(REQUIRED ACTION): In the entries below, find the lines that contain the word "name" and copy them.

(Extracted data entries):
+--

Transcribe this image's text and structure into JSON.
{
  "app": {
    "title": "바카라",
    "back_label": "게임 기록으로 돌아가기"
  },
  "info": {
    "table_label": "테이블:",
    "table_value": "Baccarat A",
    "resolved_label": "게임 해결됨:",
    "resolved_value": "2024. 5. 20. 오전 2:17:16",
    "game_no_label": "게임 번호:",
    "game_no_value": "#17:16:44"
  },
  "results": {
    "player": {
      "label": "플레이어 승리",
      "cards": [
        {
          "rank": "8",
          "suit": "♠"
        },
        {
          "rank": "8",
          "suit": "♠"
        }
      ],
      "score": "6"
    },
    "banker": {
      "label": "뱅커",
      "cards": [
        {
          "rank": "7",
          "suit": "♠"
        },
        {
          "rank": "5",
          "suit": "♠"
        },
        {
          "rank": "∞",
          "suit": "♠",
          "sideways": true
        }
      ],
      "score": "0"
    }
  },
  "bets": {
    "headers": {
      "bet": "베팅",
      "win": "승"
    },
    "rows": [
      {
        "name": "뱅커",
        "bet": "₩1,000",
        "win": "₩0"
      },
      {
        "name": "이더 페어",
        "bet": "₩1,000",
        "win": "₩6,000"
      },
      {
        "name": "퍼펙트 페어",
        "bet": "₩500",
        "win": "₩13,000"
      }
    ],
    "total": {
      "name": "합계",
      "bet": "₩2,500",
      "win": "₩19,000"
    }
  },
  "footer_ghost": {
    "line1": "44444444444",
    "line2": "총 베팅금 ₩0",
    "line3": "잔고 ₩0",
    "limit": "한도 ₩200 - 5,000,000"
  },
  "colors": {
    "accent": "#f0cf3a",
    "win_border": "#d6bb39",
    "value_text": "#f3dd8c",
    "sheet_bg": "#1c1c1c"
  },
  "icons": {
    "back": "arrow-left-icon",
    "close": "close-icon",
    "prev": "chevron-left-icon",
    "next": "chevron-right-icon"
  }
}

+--

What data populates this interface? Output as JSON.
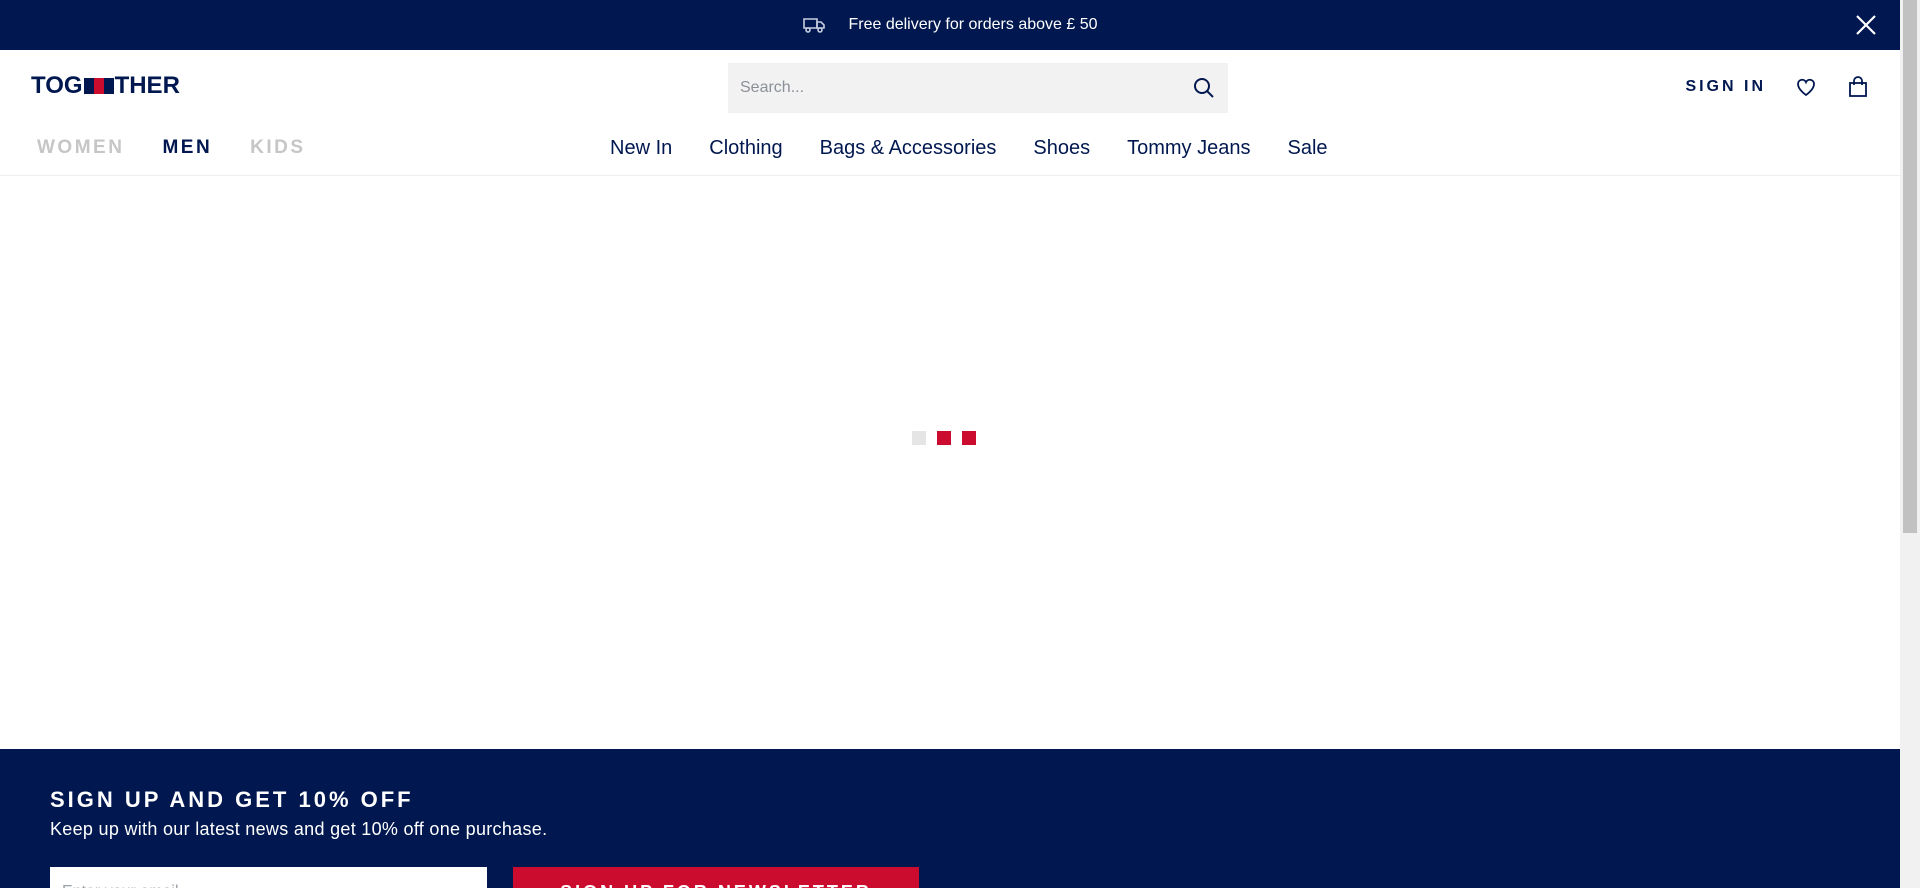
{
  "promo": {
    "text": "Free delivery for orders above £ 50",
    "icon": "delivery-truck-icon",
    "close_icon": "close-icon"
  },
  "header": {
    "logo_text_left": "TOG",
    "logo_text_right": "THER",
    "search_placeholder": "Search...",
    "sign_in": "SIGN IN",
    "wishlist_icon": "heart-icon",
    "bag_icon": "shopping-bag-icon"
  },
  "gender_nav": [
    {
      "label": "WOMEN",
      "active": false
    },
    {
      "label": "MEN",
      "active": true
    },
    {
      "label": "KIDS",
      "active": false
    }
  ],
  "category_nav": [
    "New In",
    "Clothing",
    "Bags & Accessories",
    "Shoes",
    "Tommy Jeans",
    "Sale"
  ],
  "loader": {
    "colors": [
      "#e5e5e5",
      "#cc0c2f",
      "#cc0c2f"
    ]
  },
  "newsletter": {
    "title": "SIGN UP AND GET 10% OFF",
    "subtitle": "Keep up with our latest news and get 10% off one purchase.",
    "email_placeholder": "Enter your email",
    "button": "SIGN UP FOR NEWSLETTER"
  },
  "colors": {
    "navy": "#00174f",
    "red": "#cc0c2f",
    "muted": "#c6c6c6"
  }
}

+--

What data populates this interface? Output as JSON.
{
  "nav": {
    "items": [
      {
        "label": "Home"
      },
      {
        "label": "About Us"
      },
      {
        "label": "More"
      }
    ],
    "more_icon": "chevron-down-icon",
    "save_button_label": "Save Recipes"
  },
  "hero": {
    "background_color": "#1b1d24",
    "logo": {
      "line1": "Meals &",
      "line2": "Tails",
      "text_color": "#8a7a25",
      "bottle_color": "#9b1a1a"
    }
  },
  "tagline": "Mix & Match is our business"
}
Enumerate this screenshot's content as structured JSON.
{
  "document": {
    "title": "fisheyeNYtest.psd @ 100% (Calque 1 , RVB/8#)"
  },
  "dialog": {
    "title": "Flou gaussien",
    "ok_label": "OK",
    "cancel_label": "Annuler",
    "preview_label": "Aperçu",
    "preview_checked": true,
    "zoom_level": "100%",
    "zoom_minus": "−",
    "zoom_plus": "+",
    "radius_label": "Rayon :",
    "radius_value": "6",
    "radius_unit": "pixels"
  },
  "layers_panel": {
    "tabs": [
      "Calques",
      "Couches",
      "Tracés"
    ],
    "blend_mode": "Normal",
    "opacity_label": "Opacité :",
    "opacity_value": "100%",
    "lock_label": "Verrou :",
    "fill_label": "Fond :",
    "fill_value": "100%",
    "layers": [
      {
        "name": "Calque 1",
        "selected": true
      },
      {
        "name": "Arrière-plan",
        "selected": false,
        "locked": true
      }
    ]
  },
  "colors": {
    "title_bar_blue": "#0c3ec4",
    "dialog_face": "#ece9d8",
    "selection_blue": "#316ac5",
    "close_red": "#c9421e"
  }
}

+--

(RESPONSE):
        "name": "뱅커",
        "name": "이더 페어",
        "name": "퍼펙트 페어",
      "name": "합계",
        "name": "Calque 1",
        "name": "Arrière-plan",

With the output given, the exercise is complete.